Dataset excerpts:
• • • •

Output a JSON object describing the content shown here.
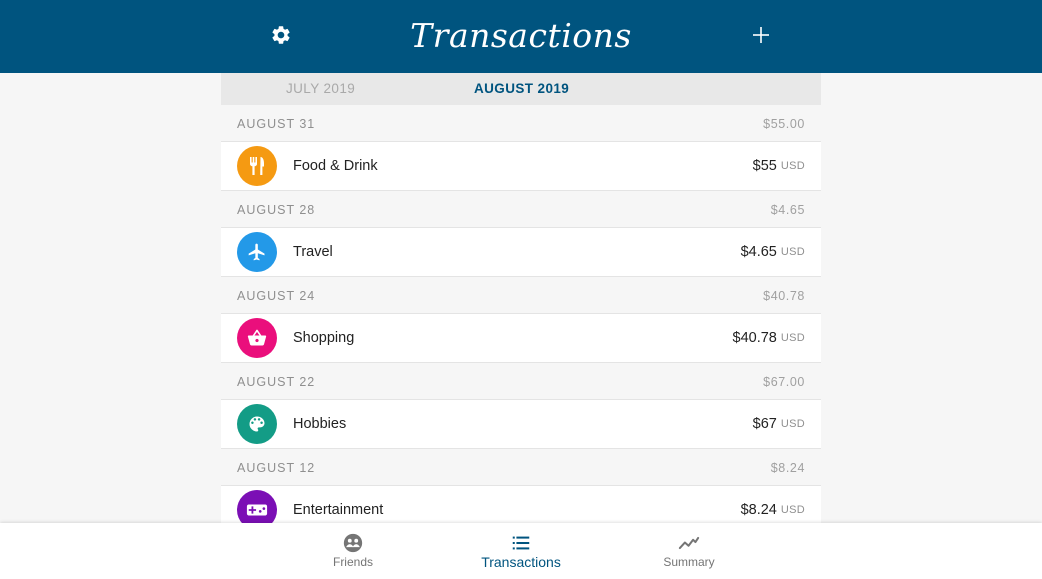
{
  "header": {
    "title": "Transactions",
    "settings_icon": "gear-icon",
    "add_icon": "plus-icon"
  },
  "months": {
    "previous": "JULY 2019",
    "current": "AUGUST 2019"
  },
  "days": [
    {
      "date": "AUGUST 31",
      "total": "$55.00",
      "transactions": [
        {
          "category": "Food & Drink",
          "icon": "fork-knife-icon",
          "color": "#f59a12",
          "amount": "$55",
          "currency": "USD"
        }
      ]
    },
    {
      "date": "AUGUST 28",
      "total": "$4.65",
      "transactions": [
        {
          "category": "Travel",
          "icon": "airplane-icon",
          "color": "#2399e8",
          "amount": "$4.65",
          "currency": "USD"
        }
      ]
    },
    {
      "date": "AUGUST 24",
      "total": "$40.78",
      "transactions": [
        {
          "category": "Shopping",
          "icon": "basket-icon",
          "color": "#ea0f7c",
          "amount": "$40.78",
          "currency": "USD"
        }
      ]
    },
    {
      "date": "AUGUST 22",
      "total": "$67.00",
      "transactions": [
        {
          "category": "Hobbies",
          "icon": "palette-icon",
          "color": "#139c86",
          "amount": "$67",
          "currency": "USD"
        }
      ]
    },
    {
      "date": "AUGUST 12",
      "total": "$8.24",
      "transactions": [
        {
          "category": "Entertainment",
          "icon": "gamepad-icon",
          "color": "#7b0fb5",
          "amount": "$8.24",
          "currency": "USD"
        }
      ]
    }
  ],
  "bottom_nav": [
    {
      "label": "Friends",
      "icon": "friends-icon",
      "active": false
    },
    {
      "label": "Transactions",
      "icon": "list-icon",
      "active": true
    },
    {
      "label": "Summary",
      "icon": "trend-line-icon",
      "active": false
    }
  ],
  "colors": {
    "primary": "#00547f",
    "background": "#f6f6f6",
    "tab_bar": "#e8e8e8"
  }
}
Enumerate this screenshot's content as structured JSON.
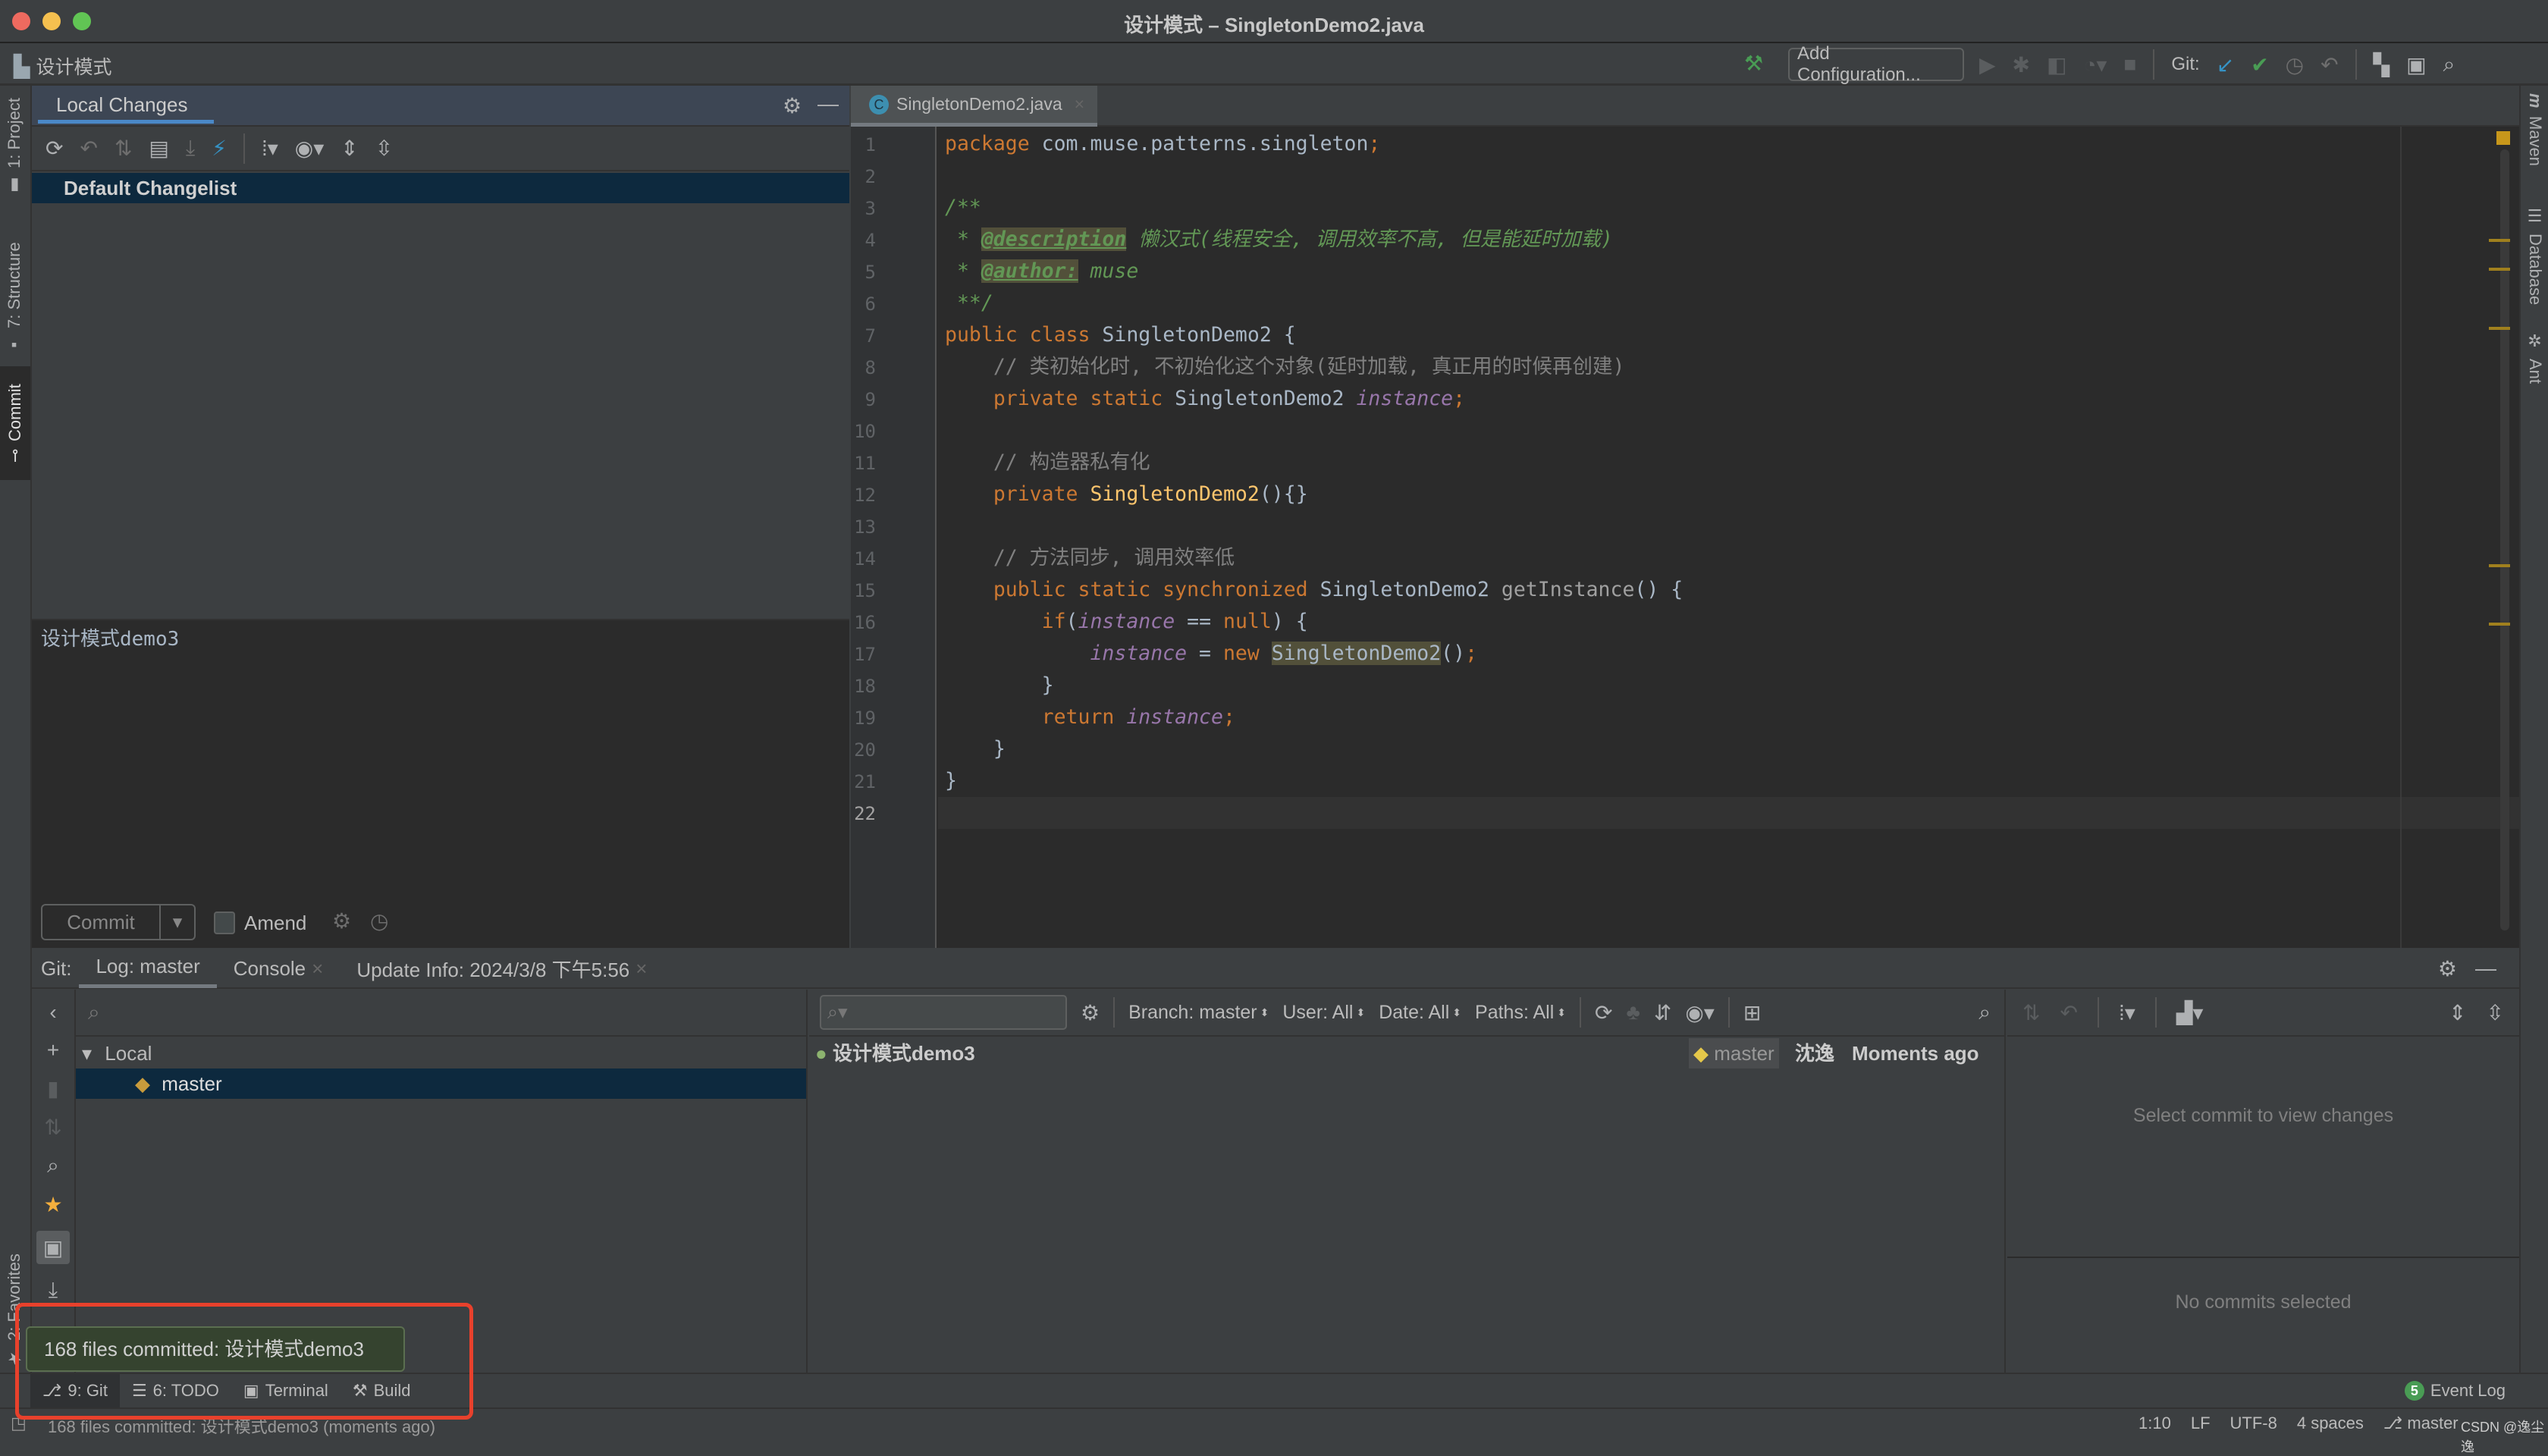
{
  "window": {
    "title": "设计模式 – SingletonDemo2.java"
  },
  "navbar": {
    "project": "设计模式",
    "add_configuration": "Add Configuration...",
    "git_label": "Git:"
  },
  "left_stripe": {
    "project": "1: Project",
    "structure": "7: Structure",
    "commit": "Commit",
    "favorites": "2: Favorites"
  },
  "right_stripe": {
    "maven": "Maven",
    "database": "Database",
    "ant": "Ant"
  },
  "local_changes": {
    "tab": "Local Changes",
    "changelist": "Default Changelist",
    "message": "设计模式demo3",
    "commit_button": "Commit",
    "amend_label": "Amend",
    "amend_checked": false
  },
  "editor": {
    "tab": "SingletonDemo2.java",
    "current_line": 22,
    "lines": [
      [
        [
          "kw",
          "package "
        ],
        [
          "pl",
          "com.muse.patterns.singleton"
        ],
        [
          "kw",
          ";"
        ]
      ],
      [],
      [
        [
          "doc",
          "/**"
        ]
      ],
      [
        [
          "doc",
          " * "
        ],
        [
          "tag",
          "@description"
        ],
        [
          "doc",
          " 懒汉式(线程安全, 调用效率不高, 但是能延时加载)"
        ]
      ],
      [
        [
          "doc",
          " * "
        ],
        [
          "tag",
          "@author:"
        ],
        [
          "doc",
          " muse"
        ]
      ],
      [
        [
          "doc",
          " **/"
        ]
      ],
      [
        [
          "kw",
          "public class "
        ],
        [
          "pl",
          "SingletonDemo2 {"
        ]
      ],
      [
        [
          "cm",
          "    // 类初始化时, 不初始化这个对象(延时加载, 真正用的时候再创建)"
        ]
      ],
      [
        [
          "kw",
          "    private static "
        ],
        [
          "pl",
          "SingletonDemo2 "
        ],
        [
          "fld",
          "instance"
        ],
        [
          "kw",
          ";"
        ]
      ],
      [],
      [
        [
          "cm",
          "    // 构造器私有化"
        ]
      ],
      [
        [
          "kw",
          "    private "
        ],
        [
          "fn",
          "SingletonDemo2"
        ],
        [
          "pl",
          "(){}"
        ]
      ],
      [],
      [
        [
          "cm",
          "    // 方法同步, 调用效率低"
        ]
      ],
      [
        [
          "kw",
          "    public static synchronized "
        ],
        [
          "pl",
          "SingletonDemo2 "
        ],
        [
          "call",
          "getInstance"
        ],
        [
          "pl",
          "() {"
        ]
      ],
      [
        [
          "kw",
          "        if"
        ],
        [
          "pl",
          "("
        ],
        [
          "fld",
          "instance"
        ],
        [
          "pl",
          " == "
        ],
        [
          "kw",
          "null"
        ],
        [
          "pl",
          ") {"
        ]
      ],
      [
        [
          "fld",
          "            instance"
        ],
        [
          "pl",
          " = "
        ],
        [
          "kw",
          "new "
        ],
        [
          "hl",
          "SingletonDemo2"
        ],
        [
          "pl",
          "()"
        ],
        [
          "kw",
          ";"
        ]
      ],
      [
        [
          "pl",
          "        }"
        ]
      ],
      [
        [
          "kw",
          "        return "
        ],
        [
          "fld",
          "instance"
        ],
        [
          "kw",
          ";"
        ]
      ],
      [
        [
          "pl",
          "    }"
        ]
      ],
      [
        [
          "pl",
          "}"
        ]
      ],
      []
    ]
  },
  "git_panel": {
    "prefix": "Git:",
    "tabs": [
      {
        "label": "Log: master",
        "active": true
      },
      {
        "label": "Console",
        "closable": true
      },
      {
        "label": "Update Info: 2024/3/8 下午5:56",
        "closable": true
      }
    ],
    "branches": {
      "group": "Local",
      "selected": "master"
    },
    "filters": {
      "branch": "Branch: master",
      "user": "User: All",
      "date": "Date: All",
      "paths": "Paths: All"
    },
    "commits": [
      {
        "message": "设计模式demo3",
        "ref": "master",
        "author": "沈逸",
        "date": "Moments ago"
      }
    ],
    "details_empty": "Select commit to view changes",
    "no_commits": "No commits selected"
  },
  "tool_buttons": {
    "git": "9: Git",
    "todo": "6: TODO",
    "terminal": "Terminal",
    "build": "Build",
    "event_log": "Event Log",
    "event_count": "5"
  },
  "notification": "168 files committed: 设计模式demo3",
  "status_bar": {
    "message": "168 files committed: 设计模式demo3 (moments ago)",
    "position": "1:10",
    "line_sep": "LF",
    "encoding": "UTF-8",
    "indent": "4 spaces",
    "branch": "master",
    "watermark": "CSDN @逸尘逸"
  },
  "colors": {
    "keyword": "#cc7832",
    "doc": "#629755",
    "field": "#9876aa",
    "method": "#ffc66d",
    "selection": "#0d293e",
    "highlight_box": "#e8412c"
  }
}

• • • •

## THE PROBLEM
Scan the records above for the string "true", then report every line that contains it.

## SOLVED EXERCISE
      "active": true
        "active": true
        "closable": true
        "closable": true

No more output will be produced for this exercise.